Education Secretary Betsy DeVos on Tuesday rolled back two Obama-era memos intended to help protect student loan borrowers.
Student loan contracts aren't serviced in-house by the Federal Student Aid Office. Instead, they are managed by third-party companies, which are awarded contracts by the government. Before the Obama memos, those contracts went to companies that were best at collecting debts.
Rather than rewarding companies that cashed in on debts, the now-rescinded Obama guidance incentivized a good track record and sought to award contracts to companies with a history of helping borrowers.
While the Obama memos sought to give borrowers more options, transparency and better services as a means to prevent them from defaulting on loans, DeVos said that withdrawing the memos is intended to limit "the cost to taxpayers" and "increase customer service and accountability."
DeVos' withdrawal memo cited "a lack of consistent objectives" as the reason for rescinding the previous administration's guidance.
The Department of Education did not immediately respond to NBC News' request for comment.
So what does DeVos' move mean for those who have loans?
Attorney Adam Minsky, who has dedicated his practice to helping those with student loans, said the withdrawal only creates more frustration for the borrowers.
"[The Obama memo] alerted servicers that how they deal with borrowers — the outcomes would be a factor in if they're awarded a contract," Minsky told NBC News. "[The memo said,] 'We're going to consider that.' And the idea there was to incentivize the servicers to work harder to help borrowers."
Now, borrowers are going to have to work much harder to figure out the best way to repay their loan and research programs that might benefit them, he said.
Student loan expert Heather Jarvis said the changes Obama made were long overdue, and walking them back sends a message to borrowers that the government values the businesses over those with loans.
"Borrowers don't get to decide who their servicers are and [the servicers] can make your life miserable if they're not doing a good job, and they're not," Jarvis told NBC News. "For years, the government was content to award contracts based on the collection success of servicers. But Obama became aware of the problems students and families face and decided we want you to do better."
Jarvis said because the contracts are lucrative, companies will be responsive to the signals the government is sending.
Another issue Jarvis and Minsky took with the DeVos memo is the justification for the withdrawal.
Minsky said DeVos' logic doesn't make sense, as taxpayers aren't affected by the provisions in the Obama memos, but are affected by borrowers defaulting on loans.
"I don't understand her reasoning," Minsky said. "I don't understand how it's costly to taxpayers — it costs taxpayer money when borrowers default on loans and don't pay their loans. She certainly hasn't, I think, made an effective argument to justify saving money."
Jarvis called the withdrawal "ridiculous," adding that student loan borrowers are American taxpayers.
Jarvis and Minsky offered the following advice to those who currently have student loans and could be impacted by DeVos' withdrawal of the Obama guidance:
- Do homework to find out what plans you are eligible for; don't rely on your servicer to provide you with the correct information
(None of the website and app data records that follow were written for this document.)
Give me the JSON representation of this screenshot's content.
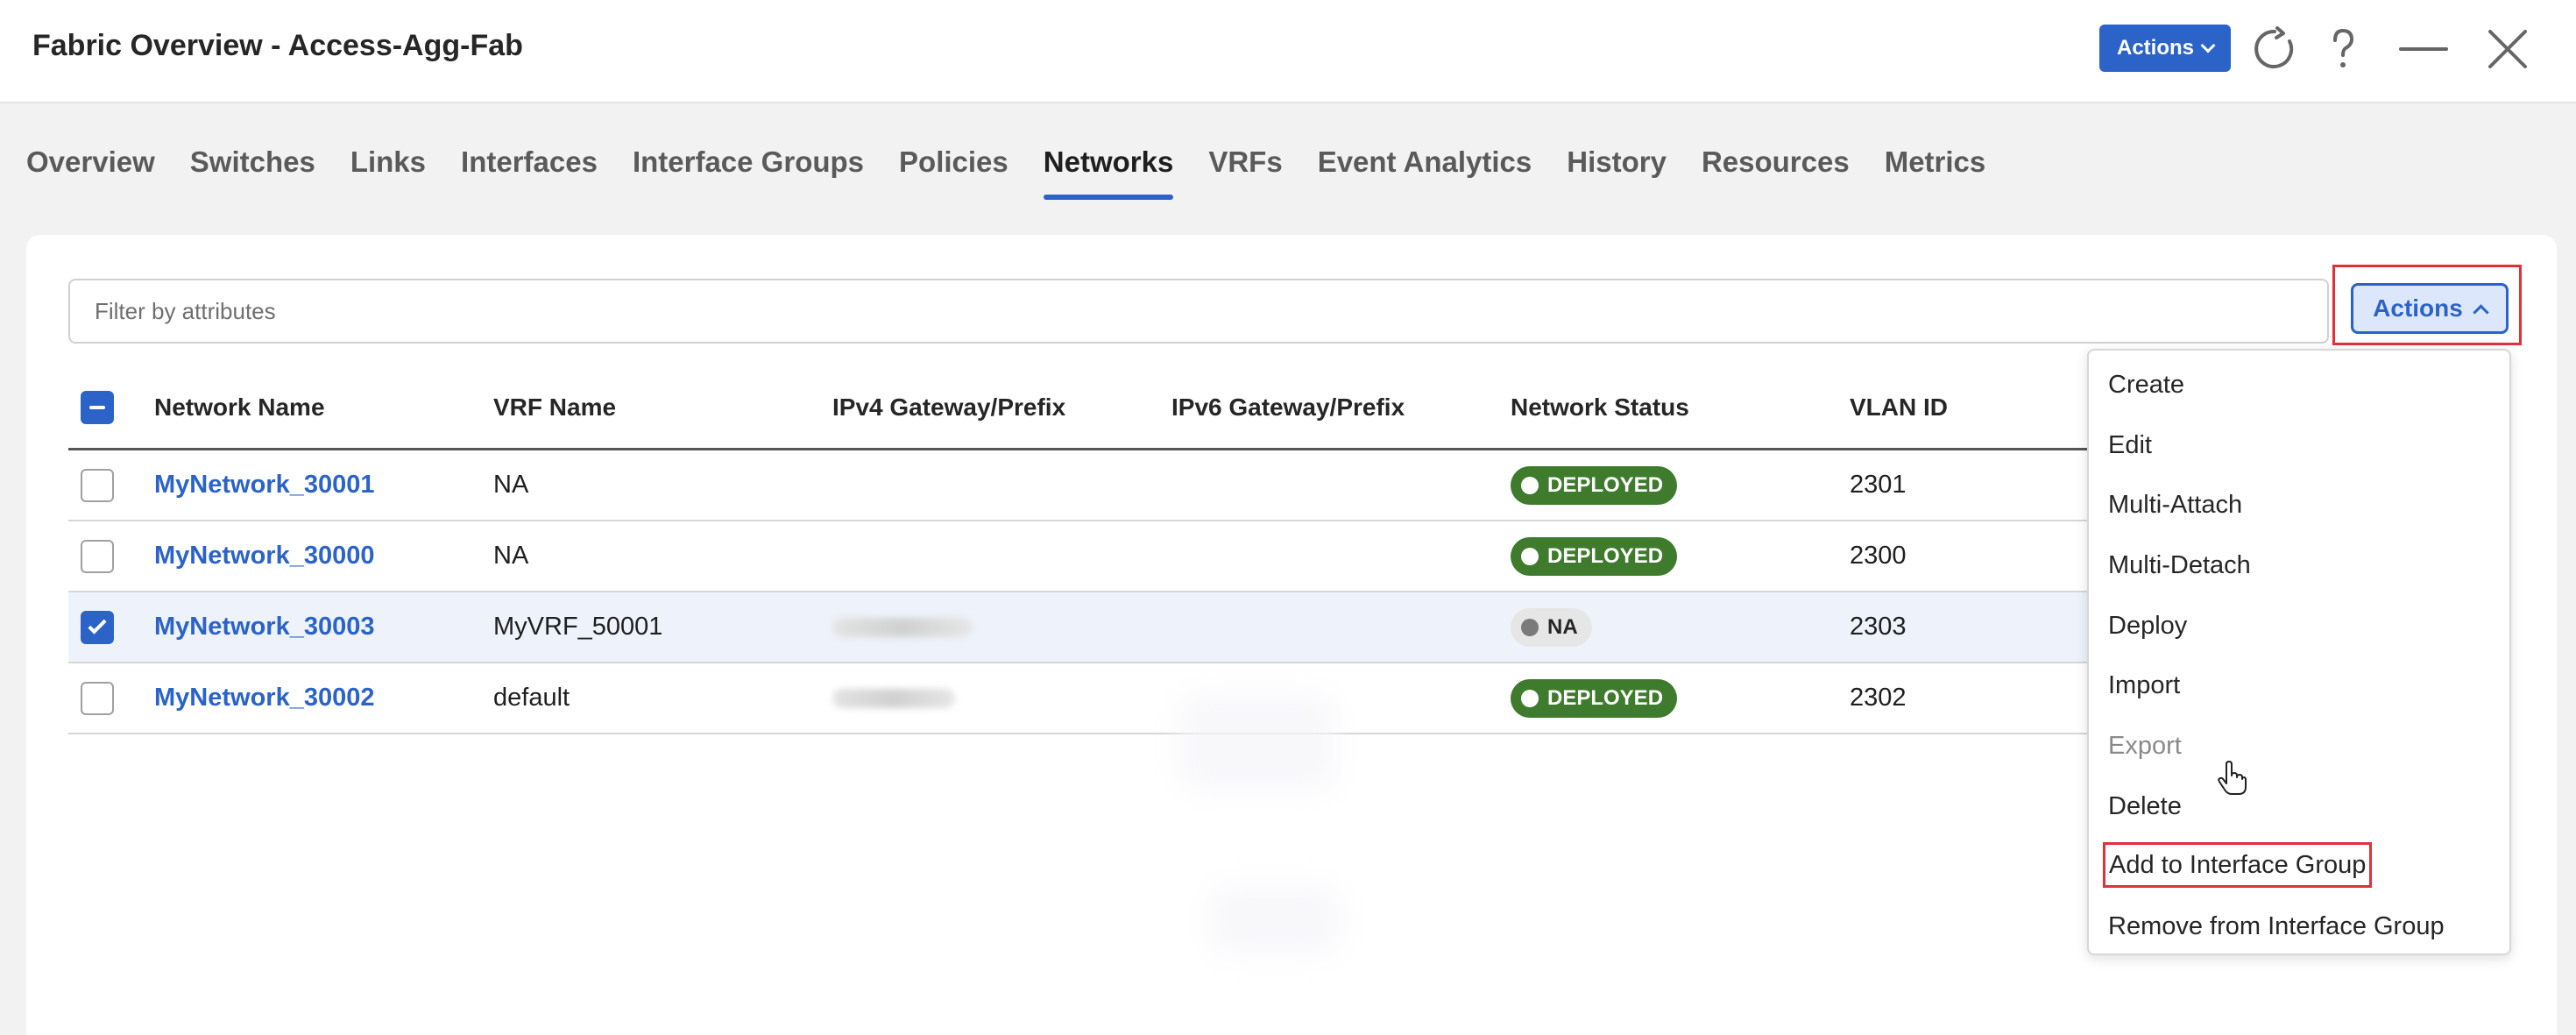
{
  "header": {
    "title": "Fabric Overview - Access-Agg-Fab",
    "actions_label": "Actions",
    "icons": [
      "refresh-icon",
      "help-icon",
      "minimize-icon",
      "close-icon"
    ]
  },
  "tabs": [
    {
      "label": "Overview",
      "active": false
    },
    {
      "label": "Switches",
      "active": false
    },
    {
      "label": "Links",
      "active": false
    },
    {
      "label": "Interfaces",
      "active": false
    },
    {
      "label": "Interface Groups",
      "active": false
    },
    {
      "label": "Policies",
      "active": false
    },
    {
      "label": "Networks",
      "active": true
    },
    {
      "label": "VRFs",
      "active": false
    },
    {
      "label": "Event Analytics",
      "active": false
    },
    {
      "label": "History",
      "active": false
    },
    {
      "label": "Resources",
      "active": false
    },
    {
      "label": "Metrics",
      "active": false
    }
  ],
  "filter": {
    "placeholder": "Filter by attributes"
  },
  "table_actions": {
    "label": "Actions"
  },
  "table": {
    "columns": [
      "Network Name",
      "VRF Name",
      "IPv4 Gateway/Prefix",
      "IPv6 Gateway/Prefix",
      "Network Status",
      "VLAN ID"
    ],
    "header_checkbox": "indeterminate",
    "rows": [
      {
        "name": "MyNetwork_30001",
        "vrf": "NA",
        "ipv4": "",
        "ipv6": "",
        "status": "DEPLOYED",
        "vlan": "2301",
        "checked": false
      },
      {
        "name": "MyNetwork_30000",
        "vrf": "NA",
        "ipv4": "",
        "ipv6": "",
        "status": "DEPLOYED",
        "vlan": "2300",
        "checked": false
      },
      {
        "name": "MyNetwork_30003",
        "vrf": "MyVRF_50001",
        "ipv4": "",
        "ipv6": "",
        "status": "NA",
        "vlan": "2303",
        "checked": true
      },
      {
        "name": "MyNetwork_30002",
        "vrf": "default",
        "ipv4": "",
        "ipv6": "",
        "status": "DEPLOYED",
        "vlan": "2302",
        "checked": false
      }
    ]
  },
  "menu": {
    "items": [
      {
        "label": "Create",
        "disabled": false
      },
      {
        "label": "Edit",
        "disabled": false
      },
      {
        "label": "Multi-Attach",
        "disabled": false
      },
      {
        "label": "Multi-Detach",
        "disabled": false
      },
      {
        "label": "Deploy",
        "disabled": false
      },
      {
        "label": "Import",
        "disabled": false
      },
      {
        "label": "Export",
        "disabled": true
      },
      {
        "label": "Delete",
        "disabled": false
      },
      {
        "label": "Add to Interface Group",
        "disabled": false
      },
      {
        "label": "Remove from Interface Group",
        "disabled": false
      }
    ]
  },
  "colors": {
    "accent": "#2b63c9",
    "deployed": "#3f7b2d",
    "highlight_border": "#e0303a"
  }
}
- Don't take advice from your debt collector
- Keep meticulous records of your loan
- Ask to speak with a member of your servicer's management, rather than the customer service representative who answers your call
- If you have a dispute, try to send it to your servicer in writing
- Contact the student loan ombudsmen group at the Department of Education — it's their job to resolve conflict between borrowers and servicers
- Contact your local representative and make them aware of existing problems with your servicers
In a statement, the Consumer Financial Protection Bureau, a government agency charged with protecting consumers from unfair, deceptive, or abusive practices in the financial sector, said borrowers deserve the best possible service from those issuing their loans.
"Borrowers deserve to be treated fairly and should be able to repay their debt without having to deal with illegal loan servicing practices. The CFPB will continue to find ways, working with all of our partners, to support and protect the 44 million Americans with student debt," a CFPB spokesperson said in an email to NBC News.
Jarvis agreed, saying to treat the borrowers fairly isn't asking for much.
"[Obama's memo] was the least they could do, and it was hardly anything," Jarvis said. "It wasn't a requirement, and I think pulling that back — it's a signal to big businesses that [the government is] on your side. You're more important to us than student loan borrowers."